Just as in the case of VAT, he said corporation tax revenue which was reported as $539.7 million, was also overstated, but by $244 million.
He explained that the overstated amount related to the previous financial year.
Trotman also pointed to the $1.5 billion which BRA reported for net tax receivables.
“This amount did not include amounts owed prior to tax year 2013 for income tax and corporation tax. The reported amounts therefore did not represent total taxes outstanding,” the Auditor General disclosed.
In his examination of the highway revenue receivables, he found that no schedule was provided to support the $300,000 reported as amounts outstanding. “The auditors were therefore unable to verify this figure,” he pointed out.
The Auditor General also revealed that transactions of $20.8 million were not captured in the ledger accounts submitted by BRA.
He explained that payments from taxpayers in respect of VAT and taxes on incomes and profits are collected by cashiers and then posted to the ledger account via a journal voucher.
Trotman said the balances in this ledger are reconciled with totals on the bank statement at the end of the financial year.
“The audit revealed that amounts totalling $20.8 million of these transactions were not posted to this ledger account. This failure to post these amounts has adversely affected the reconciliation process and the accuracy of the accounts,” he submitted.
Trotman also called for urgent action to be taken to clear the differences from the Bank Reconciliation Statement of BRA. He noted that the authority’s bank account recorded about $17 million as “other reconciling differences” at March 31, 2019.
“This “reconciling difference” has been brought forward each month from May 2018 to March 2019,” he stated.
The Auditor General also brought to light other omissions he discovered in the ledger account.
“For the months of June and December 2018 and March 2019, payments made directly to the authority’s bank account totalling $48.6 million were not posted to the ledger account, resulting in misrepresentation balances in the ledger,” he declared.
“It was observed that for the month of July 2018 credit card payments totalling $1.7 million were not recorded in the ledger account, thus resulting in misrepresented balances in this ledger,” Trotman said.
He noted that daily credit card payments received by BRA’s cashiers are reflected on the bank statement and should also be recorded in the ledger account.

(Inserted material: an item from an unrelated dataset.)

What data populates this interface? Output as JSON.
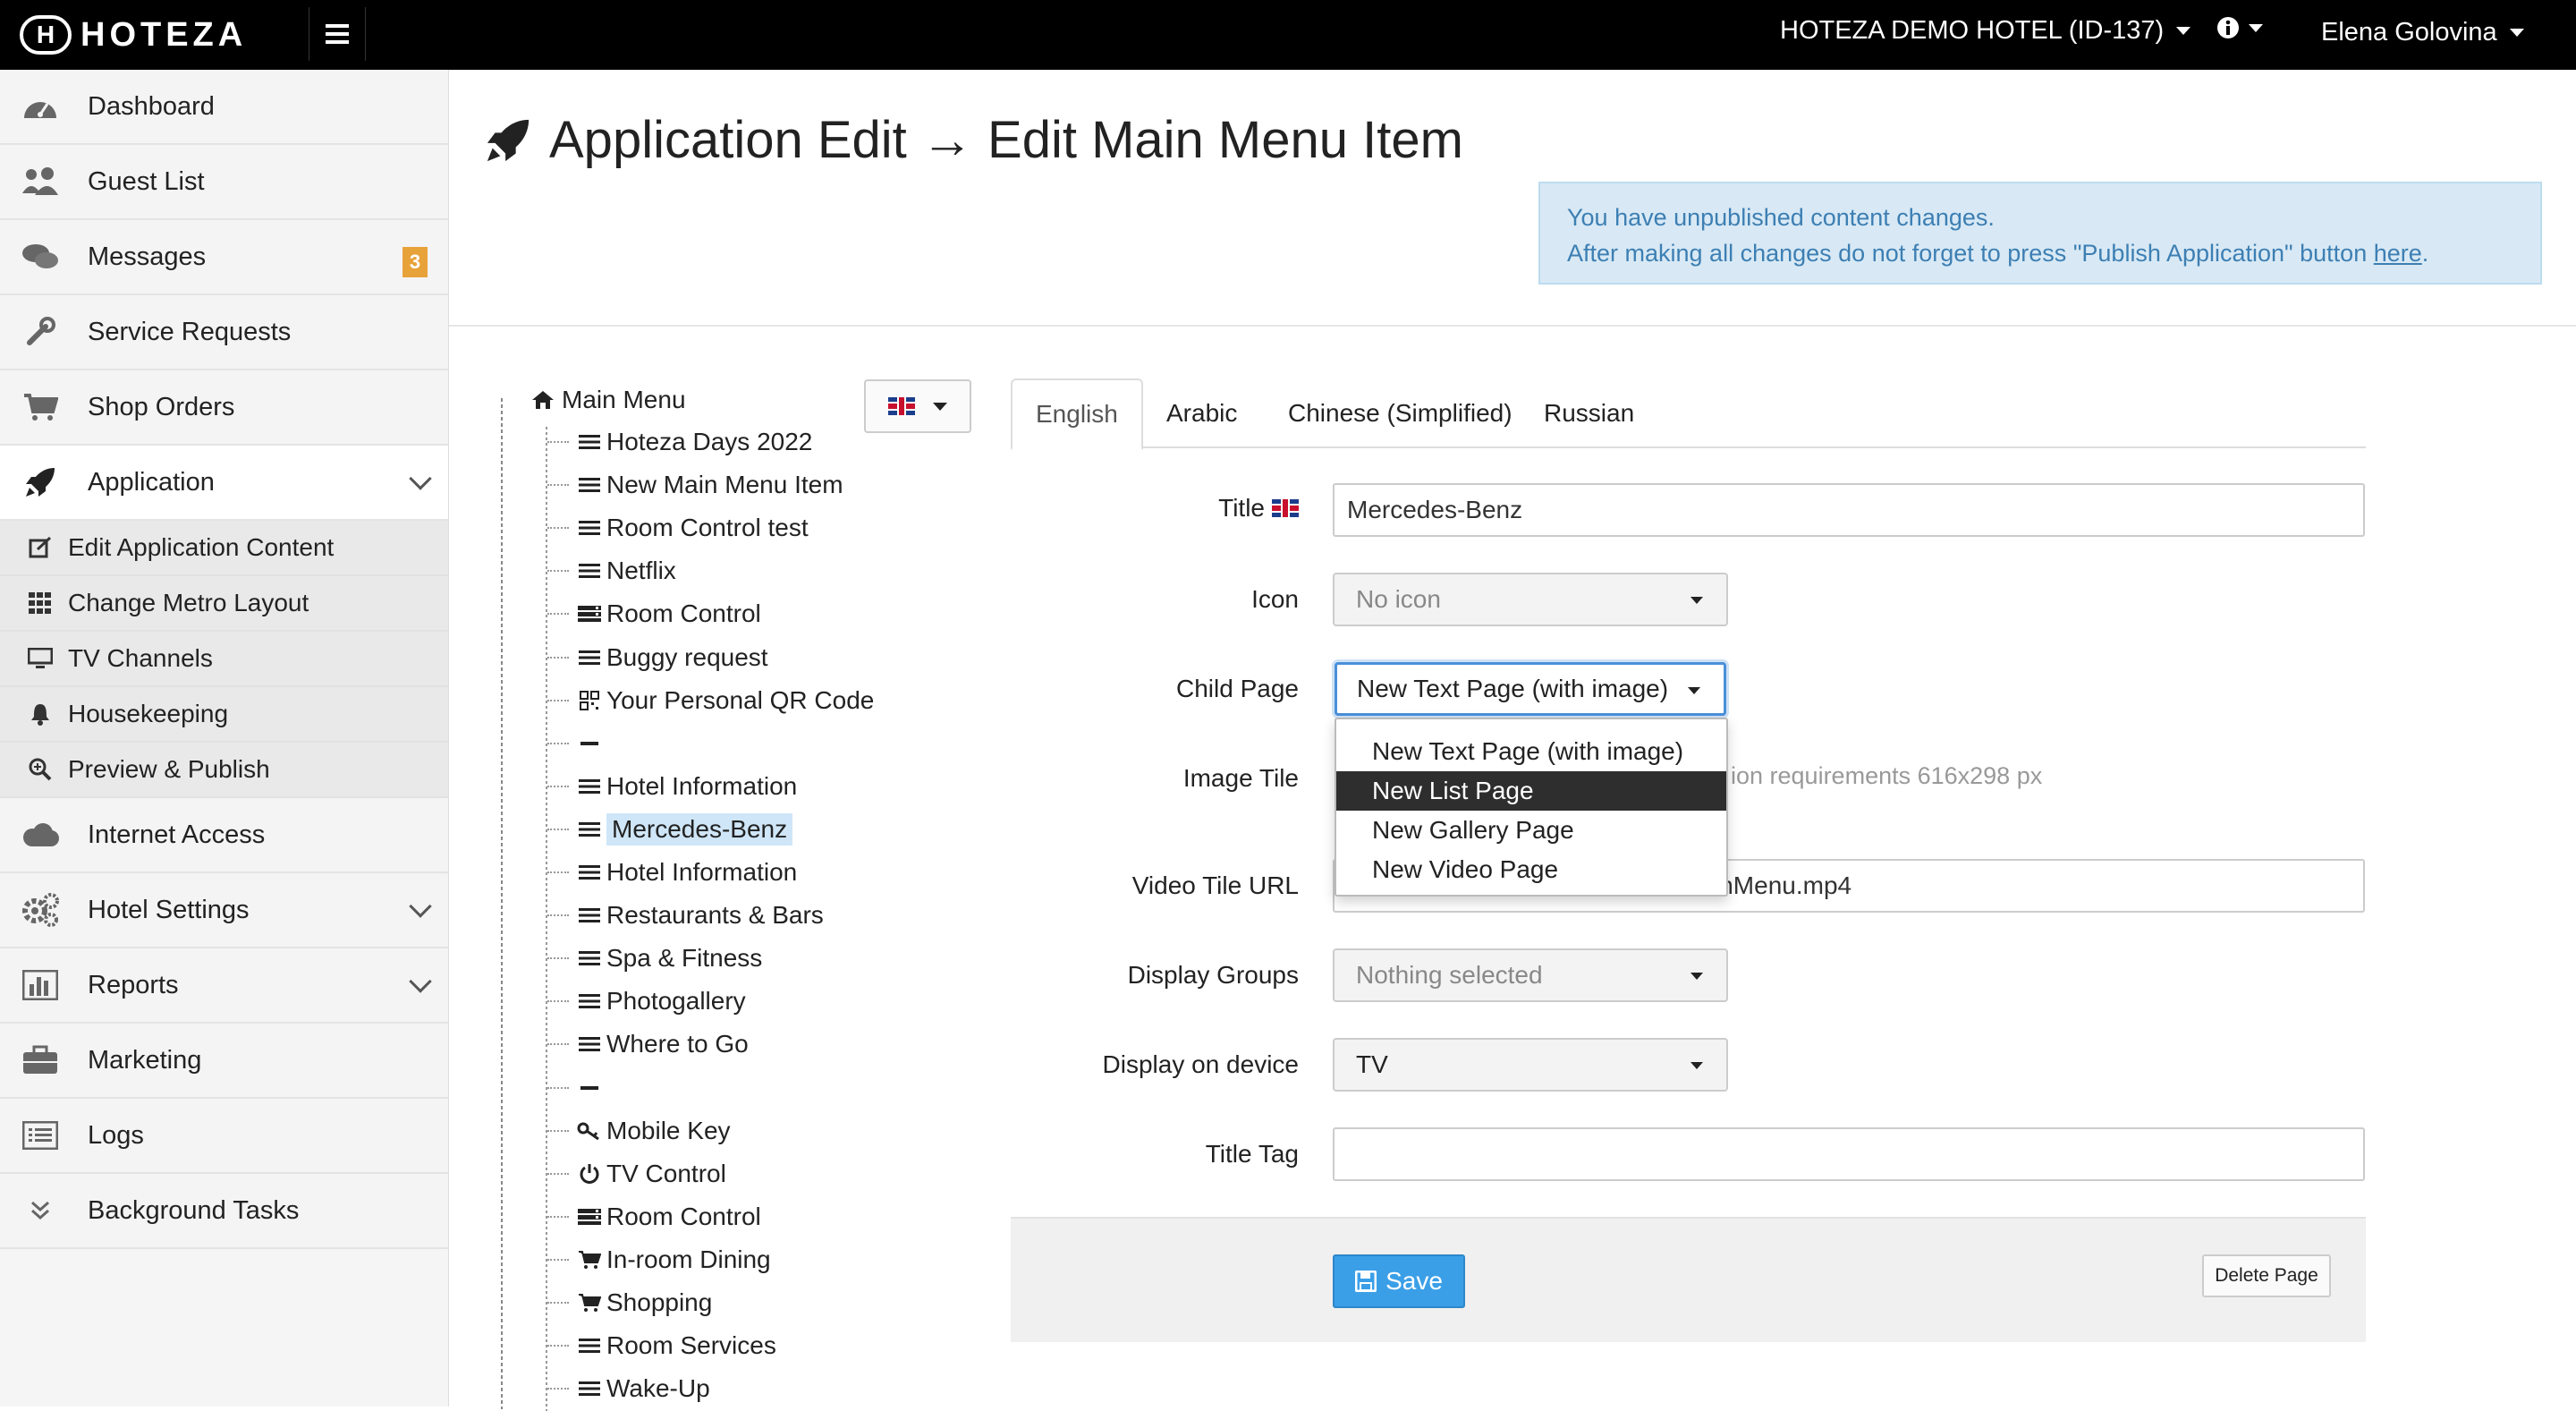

“These omissions indicate that not enough attention is being paid to the recording of bank information in the ledger. This will have negative implications for accurate record keeping of information and for the reconciliation of the bank accounts,” the Government’s chief auditor warned.
Trotman also pointed out some concerns regarding financial reporting.
He said that while reference is made in the Statement of Financial Position to a $26.2 million General Fund, it remained a mystery what it is all about.
“There is uncertainty of what this balance represents and how it was derived. There is also reference to ‘other receivables’ of $460 million which do not relate to any assets but purportedly represents refunds by the Treasury,” he declared.
Regarding issues related to the TAMIS system and taxpayers’ balances, Trotman noted: “Taxpayers’ balances from the previous tax systems have not been integrated into the new TAMIS system,” he stated.
“The authority needs to put measures in place to ensure that the balances from the old systems are verified and integrated into the TAMIS system as soon as possible, so that taxpayers’ information is located on one system, and that it provides accounting information that is complete and up-to-date as this is currently not the case.”
Read our ePaper. Fast. Factual. Free.
Sign up and stay up to date with Barbados' FREE latest news.